** Opening Records provided block **

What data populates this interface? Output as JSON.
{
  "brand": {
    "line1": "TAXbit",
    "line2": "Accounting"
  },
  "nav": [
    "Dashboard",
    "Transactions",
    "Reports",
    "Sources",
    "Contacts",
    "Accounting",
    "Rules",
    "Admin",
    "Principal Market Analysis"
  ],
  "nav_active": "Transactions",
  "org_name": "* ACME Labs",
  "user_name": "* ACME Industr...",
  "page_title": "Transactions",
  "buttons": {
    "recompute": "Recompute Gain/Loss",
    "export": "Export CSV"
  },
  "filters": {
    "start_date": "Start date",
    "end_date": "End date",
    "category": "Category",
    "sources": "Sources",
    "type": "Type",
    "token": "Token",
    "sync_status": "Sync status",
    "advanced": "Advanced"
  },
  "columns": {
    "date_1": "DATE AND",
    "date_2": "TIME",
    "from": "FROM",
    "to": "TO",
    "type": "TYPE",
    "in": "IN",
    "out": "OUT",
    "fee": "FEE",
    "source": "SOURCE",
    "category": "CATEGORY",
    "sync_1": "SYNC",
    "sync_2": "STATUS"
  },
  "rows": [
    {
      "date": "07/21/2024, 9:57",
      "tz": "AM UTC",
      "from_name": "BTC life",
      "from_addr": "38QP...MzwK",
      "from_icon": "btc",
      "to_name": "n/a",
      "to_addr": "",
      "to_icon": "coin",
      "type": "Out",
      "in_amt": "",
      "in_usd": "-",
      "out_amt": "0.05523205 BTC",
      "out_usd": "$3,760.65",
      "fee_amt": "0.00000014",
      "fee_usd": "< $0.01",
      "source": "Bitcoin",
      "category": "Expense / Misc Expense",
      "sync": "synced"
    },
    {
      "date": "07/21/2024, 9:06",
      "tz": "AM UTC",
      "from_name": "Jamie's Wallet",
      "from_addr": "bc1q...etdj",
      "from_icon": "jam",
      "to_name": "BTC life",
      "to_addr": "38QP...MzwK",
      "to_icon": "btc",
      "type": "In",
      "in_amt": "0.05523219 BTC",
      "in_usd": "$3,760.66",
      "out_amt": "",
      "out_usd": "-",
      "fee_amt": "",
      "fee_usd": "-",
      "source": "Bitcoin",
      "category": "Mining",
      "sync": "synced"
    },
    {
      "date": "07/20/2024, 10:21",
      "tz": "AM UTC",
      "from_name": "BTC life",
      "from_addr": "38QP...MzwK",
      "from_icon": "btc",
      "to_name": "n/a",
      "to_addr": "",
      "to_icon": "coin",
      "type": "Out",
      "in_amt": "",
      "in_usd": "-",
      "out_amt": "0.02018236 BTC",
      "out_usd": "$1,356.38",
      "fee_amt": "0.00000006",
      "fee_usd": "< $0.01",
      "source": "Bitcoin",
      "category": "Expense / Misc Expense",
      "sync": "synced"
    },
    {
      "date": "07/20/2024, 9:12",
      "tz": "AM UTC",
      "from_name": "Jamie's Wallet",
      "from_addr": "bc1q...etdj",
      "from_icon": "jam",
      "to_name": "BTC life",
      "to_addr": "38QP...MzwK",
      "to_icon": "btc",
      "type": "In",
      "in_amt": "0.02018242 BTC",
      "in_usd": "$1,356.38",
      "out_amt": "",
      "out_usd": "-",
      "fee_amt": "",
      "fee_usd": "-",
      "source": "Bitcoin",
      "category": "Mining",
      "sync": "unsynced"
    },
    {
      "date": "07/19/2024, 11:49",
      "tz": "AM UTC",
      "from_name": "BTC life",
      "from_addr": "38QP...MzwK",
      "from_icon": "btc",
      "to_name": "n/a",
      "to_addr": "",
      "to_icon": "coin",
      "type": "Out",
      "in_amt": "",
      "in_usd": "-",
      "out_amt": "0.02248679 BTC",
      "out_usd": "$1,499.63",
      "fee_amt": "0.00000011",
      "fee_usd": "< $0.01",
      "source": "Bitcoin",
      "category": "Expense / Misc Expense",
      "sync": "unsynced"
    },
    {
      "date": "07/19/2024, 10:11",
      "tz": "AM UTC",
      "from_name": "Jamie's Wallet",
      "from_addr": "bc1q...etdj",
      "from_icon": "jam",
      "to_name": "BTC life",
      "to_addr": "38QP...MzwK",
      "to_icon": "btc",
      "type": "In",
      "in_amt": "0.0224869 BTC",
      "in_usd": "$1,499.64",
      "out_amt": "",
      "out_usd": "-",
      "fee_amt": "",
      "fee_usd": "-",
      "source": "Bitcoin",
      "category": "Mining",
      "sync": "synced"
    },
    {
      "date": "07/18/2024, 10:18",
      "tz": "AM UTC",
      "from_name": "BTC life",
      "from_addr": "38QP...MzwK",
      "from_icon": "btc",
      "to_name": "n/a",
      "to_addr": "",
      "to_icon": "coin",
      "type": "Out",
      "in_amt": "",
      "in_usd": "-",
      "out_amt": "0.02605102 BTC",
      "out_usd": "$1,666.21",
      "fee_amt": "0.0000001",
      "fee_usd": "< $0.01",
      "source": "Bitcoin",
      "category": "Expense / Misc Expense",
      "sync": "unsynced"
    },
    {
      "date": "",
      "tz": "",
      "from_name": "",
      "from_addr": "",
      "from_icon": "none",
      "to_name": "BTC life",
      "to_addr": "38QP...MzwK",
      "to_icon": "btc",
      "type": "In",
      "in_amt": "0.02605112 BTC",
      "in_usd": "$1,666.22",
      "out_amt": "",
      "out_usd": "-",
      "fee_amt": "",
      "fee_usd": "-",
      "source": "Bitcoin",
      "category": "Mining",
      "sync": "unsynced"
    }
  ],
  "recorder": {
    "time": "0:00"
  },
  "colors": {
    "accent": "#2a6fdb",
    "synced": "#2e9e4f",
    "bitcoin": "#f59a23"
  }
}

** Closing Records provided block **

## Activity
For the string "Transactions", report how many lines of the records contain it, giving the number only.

## Your solution
3